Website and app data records
§ §

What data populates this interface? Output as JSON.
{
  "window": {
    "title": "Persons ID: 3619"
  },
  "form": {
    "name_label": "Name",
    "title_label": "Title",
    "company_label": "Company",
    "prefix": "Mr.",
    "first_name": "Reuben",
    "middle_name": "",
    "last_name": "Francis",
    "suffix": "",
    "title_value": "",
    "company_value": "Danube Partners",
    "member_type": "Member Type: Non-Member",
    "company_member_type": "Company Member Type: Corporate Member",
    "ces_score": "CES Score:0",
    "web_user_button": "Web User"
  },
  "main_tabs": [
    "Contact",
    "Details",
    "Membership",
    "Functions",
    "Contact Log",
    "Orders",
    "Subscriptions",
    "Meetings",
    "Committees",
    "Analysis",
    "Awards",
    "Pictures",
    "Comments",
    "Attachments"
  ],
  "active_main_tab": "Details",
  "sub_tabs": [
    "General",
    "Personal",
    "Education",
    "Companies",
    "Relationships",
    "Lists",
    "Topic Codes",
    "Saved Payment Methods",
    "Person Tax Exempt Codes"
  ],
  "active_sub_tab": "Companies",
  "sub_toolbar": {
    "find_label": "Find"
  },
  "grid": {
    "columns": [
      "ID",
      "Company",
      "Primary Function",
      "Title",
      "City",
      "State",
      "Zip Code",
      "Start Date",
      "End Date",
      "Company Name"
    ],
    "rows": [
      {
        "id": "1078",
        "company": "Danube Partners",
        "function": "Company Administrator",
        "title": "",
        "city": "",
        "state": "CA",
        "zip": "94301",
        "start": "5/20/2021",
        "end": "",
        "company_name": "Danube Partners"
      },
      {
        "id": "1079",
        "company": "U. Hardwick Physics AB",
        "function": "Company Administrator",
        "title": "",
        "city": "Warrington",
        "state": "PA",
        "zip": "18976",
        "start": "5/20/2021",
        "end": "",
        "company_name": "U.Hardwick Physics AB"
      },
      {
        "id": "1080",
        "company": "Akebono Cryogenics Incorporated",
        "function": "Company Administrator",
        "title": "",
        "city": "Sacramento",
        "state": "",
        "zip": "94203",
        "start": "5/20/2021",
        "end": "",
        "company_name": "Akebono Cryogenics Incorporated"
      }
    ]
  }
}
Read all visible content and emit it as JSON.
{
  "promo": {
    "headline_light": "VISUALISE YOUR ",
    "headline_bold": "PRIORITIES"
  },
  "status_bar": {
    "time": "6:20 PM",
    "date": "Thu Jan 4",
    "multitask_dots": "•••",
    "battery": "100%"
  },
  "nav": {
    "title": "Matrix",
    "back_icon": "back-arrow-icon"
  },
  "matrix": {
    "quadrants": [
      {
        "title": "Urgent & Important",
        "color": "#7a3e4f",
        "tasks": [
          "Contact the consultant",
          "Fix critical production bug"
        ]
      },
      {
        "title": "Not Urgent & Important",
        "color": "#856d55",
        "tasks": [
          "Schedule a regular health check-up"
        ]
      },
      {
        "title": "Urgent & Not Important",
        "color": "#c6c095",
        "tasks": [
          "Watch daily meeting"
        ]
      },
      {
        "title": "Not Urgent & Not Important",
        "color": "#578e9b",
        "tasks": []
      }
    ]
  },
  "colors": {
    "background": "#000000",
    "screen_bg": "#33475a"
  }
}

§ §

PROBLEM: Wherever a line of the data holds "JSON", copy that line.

ANSWER SECTION:
What data populates this interface? Output as JSON.
Read all visible content and emit it as JSON.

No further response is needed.